1. Growth comes from increased complexity because it is useful in solving problems;
2. Increased growth and increased energy use go hand in hand — they cannot be separated;
3. Complexity is not free — there is always a cost;
4. When the cost/benefit crosses a threshold decline starts; and
5. Decline is associated with increased simplification (which is generally involuntary).
In other words societies initially respond to problems by adding complexity. However there is a cost associated with this complexity. The costs rise but the returns become increasingly marginal. Eventually a tipping point is reached and the society collapses to a much simpler state.
There are reasons to believe that our society may be at such a point because the supply of available energy is decreasing (point #2 above).
The Greek Gift
At the start of this essay we alluded to the gift that the Greeks brought. The Greeks (actually the Achaeans) placed a wooden horse at the gates of Troy. The Trojans foolishly dragged that horse into their city, whereupon Greek soldiers leaped from the belly of the horse and conquered Troy.
But in our situation, if we look more deeply into what is going on in Greece (and many other highly indebted nations), there are useful if difficult lessons to be learned, particularly if we understand that the issues go beyond day to day economics and politics. Once we realize that our problems are caused by resource and environmental limits that prevent the creation of additional complexity then we may be able to work toward solutions, even though those solutions could well result in a conscious decision to simplify and therefore shrink our industrial systems.
The above sub-title comes from Voltaire’s book Candide, a work that I have referred to in previous posts. His satirical writing can be seen as a work of optimism in spite of all the bad things that take place. Therefore, where possible, I will end these posts with a few words of optimism. (I started doing this in Denying Blackbeard — Part 2 andRenaissance Man and Climate Change.) In this post I offer the following thought.

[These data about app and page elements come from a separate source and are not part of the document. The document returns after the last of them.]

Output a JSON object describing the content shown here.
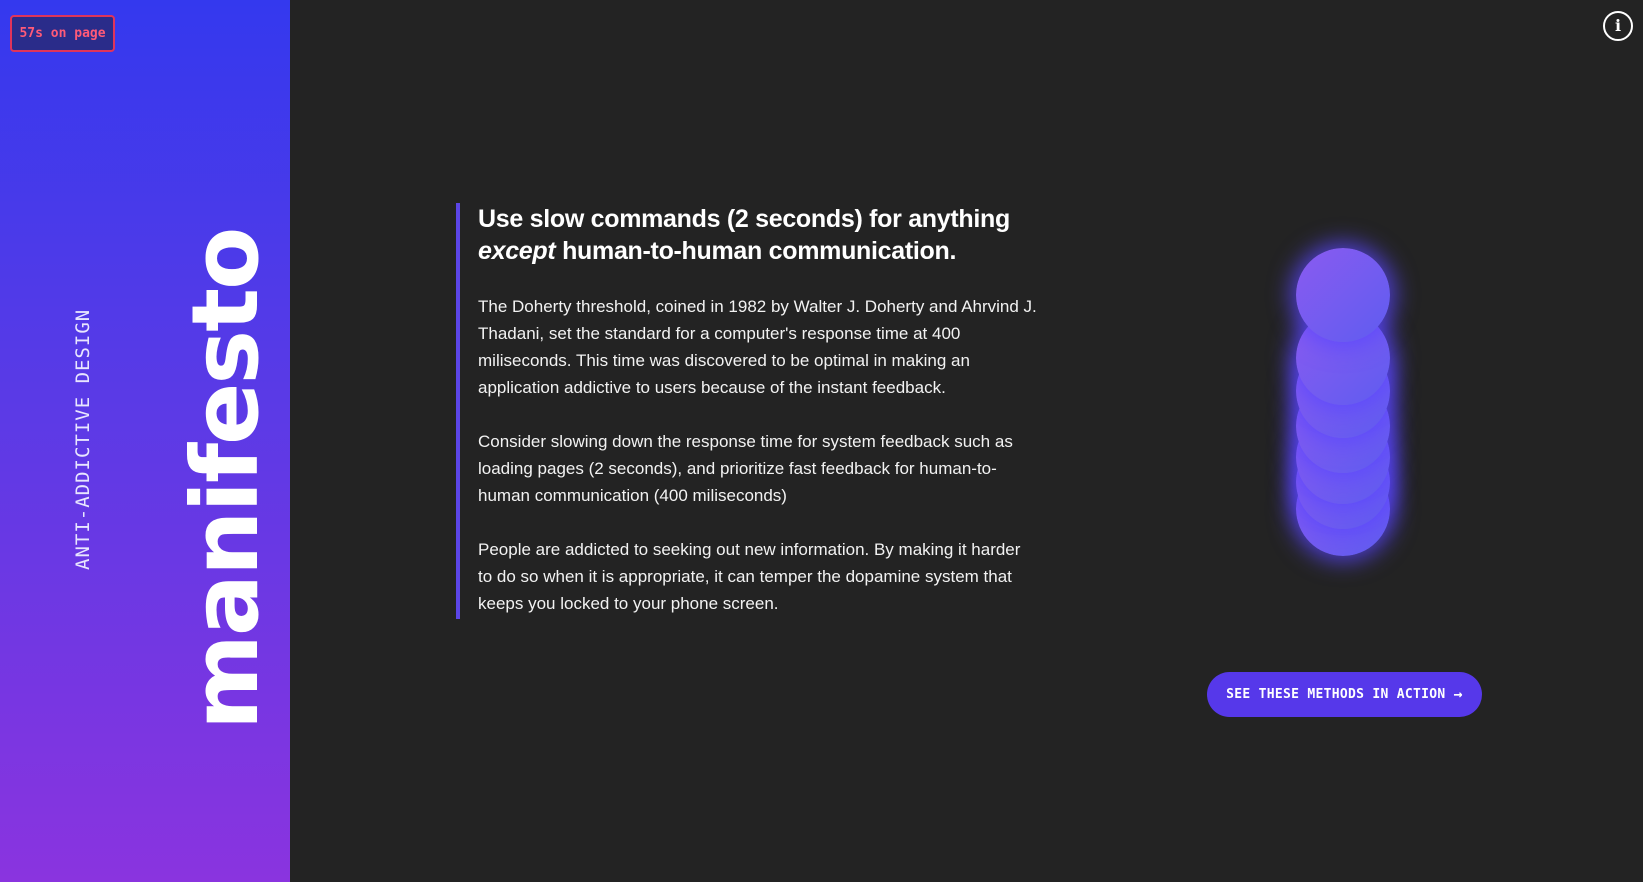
{
  "sidebar": {
    "timer": "57s on page",
    "title": "manifesto",
    "subtitle": "ANTI-ADDICTIVE DESIGN"
  },
  "info_button": {
    "label": "i"
  },
  "article": {
    "heading_part1": "Use slow commands (2 seconds) for anything ",
    "heading_emphasis": "except",
    "heading_part2": " human-to-human communication.",
    "paragraphs": [
      "The Doherty threshold, coined in 1982 by Walter J. Doherty and Ahrvind J. Thadani, set the standard for a computer's response time at 400 miliseconds. This time was discovered to be optimal in making an application addictive to users because of the instant feedback.",
      "Consider slowing down the response time for system feedback such as loading pages (2 seconds), and prioritize fast feedback for human-to-human communication (400 miliseconds)",
      "People are addicted to seeking out new information. By making it harder to do so when it is appropriate, it can temper the dopamine system that keeps you locked to your phone screen."
    ]
  },
  "cta": {
    "label": "SEE THESE METHODS IN ACTION",
    "icon": "arrow-right-icon"
  },
  "colors": {
    "accent": "#5638ea",
    "sidebar_top": "#3439ee",
    "sidebar_bottom": "#8a34df",
    "timer_text": "#ff5a78",
    "background": "#232323"
  }
}
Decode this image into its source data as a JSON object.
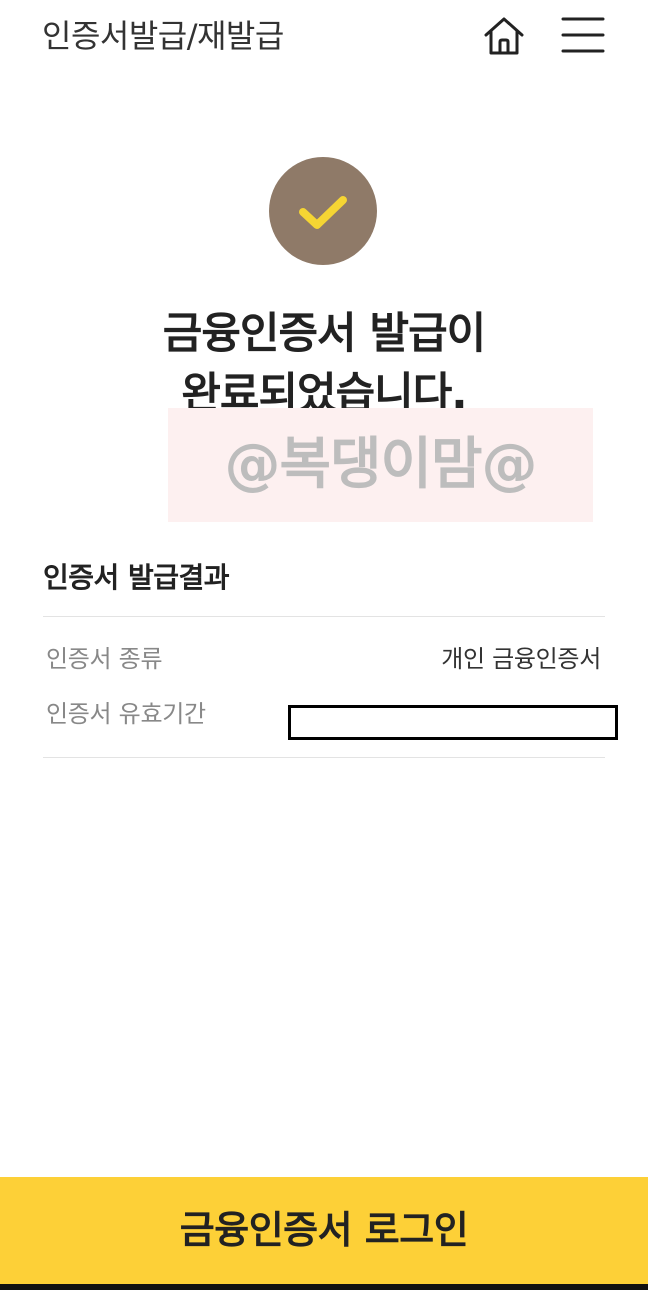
{
  "header": {
    "title": "인증서발급/재발급",
    "home_icon": "home-icon",
    "menu_icon": "hamburger-menu-icon"
  },
  "status": {
    "icon": "check-icon",
    "circle_color": "#8f7a68",
    "check_color": "#f5d533",
    "headline_line1": "금융인증서 발급이",
    "headline_line2": "완료되었습니다."
  },
  "watermark": {
    "text": "@복댕이맘@"
  },
  "result": {
    "title": "인증서 발급결과",
    "rows": [
      {
        "label": "인증서 종류",
        "value": "개인 금융인증서"
      },
      {
        "label": "인증서 유효기간",
        "value": ""
      }
    ]
  },
  "cta": {
    "label": "금융인증서 로그인",
    "color": "#fdd037"
  }
}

Our industrial and management systems are complex. A return to simplicity will occur. Those organizations that wish to achieve high levels of safety and profitability in the new world of an Age of Limits will intentionally seek to make their systems simpler.
About the Author
Ian Sutton is a chemical engineer with over 30 years of design and operating experience in the process industries. He provides services in all areas of process design, plant operations and process safety management — both onshore and offshore. He provides consulting services to senior management on the implementation, effectiveness and cost of process safety and risk management programs. His clients include companies in oil and gas production and refining, pipelines, chemicals, minerals processing, and food production.
You can follow along with Ian’s thoughts and musing on process safety at his personal blog, The PSM Report here.
He has published the following books with Elsevier:
Process Risk and Reliability Management, 2nd Edition
Plant Design and Operations
Offshore Safety Management, 2nd Edition
Engineering brings science and technology out of the lab and into the real world. Often without thinking about it, we engage every day with technology that is the product of careful, precise design and execution by engineers in electronics, optics, and communications; embedded systems; automotive, aerospace, and marine; mechanical; and many other disciplines. For decades, Elsevier has maintained and grown extensive collections in these and other cutting-edge areas, like biomechanics and nanotechnology, through our trusted imprints: Newnes, Academic Press, and Woodhead Publishing. In addition, our powerful online platforms like Knovel and Engineering Village help streamline research and development processes for users around the world.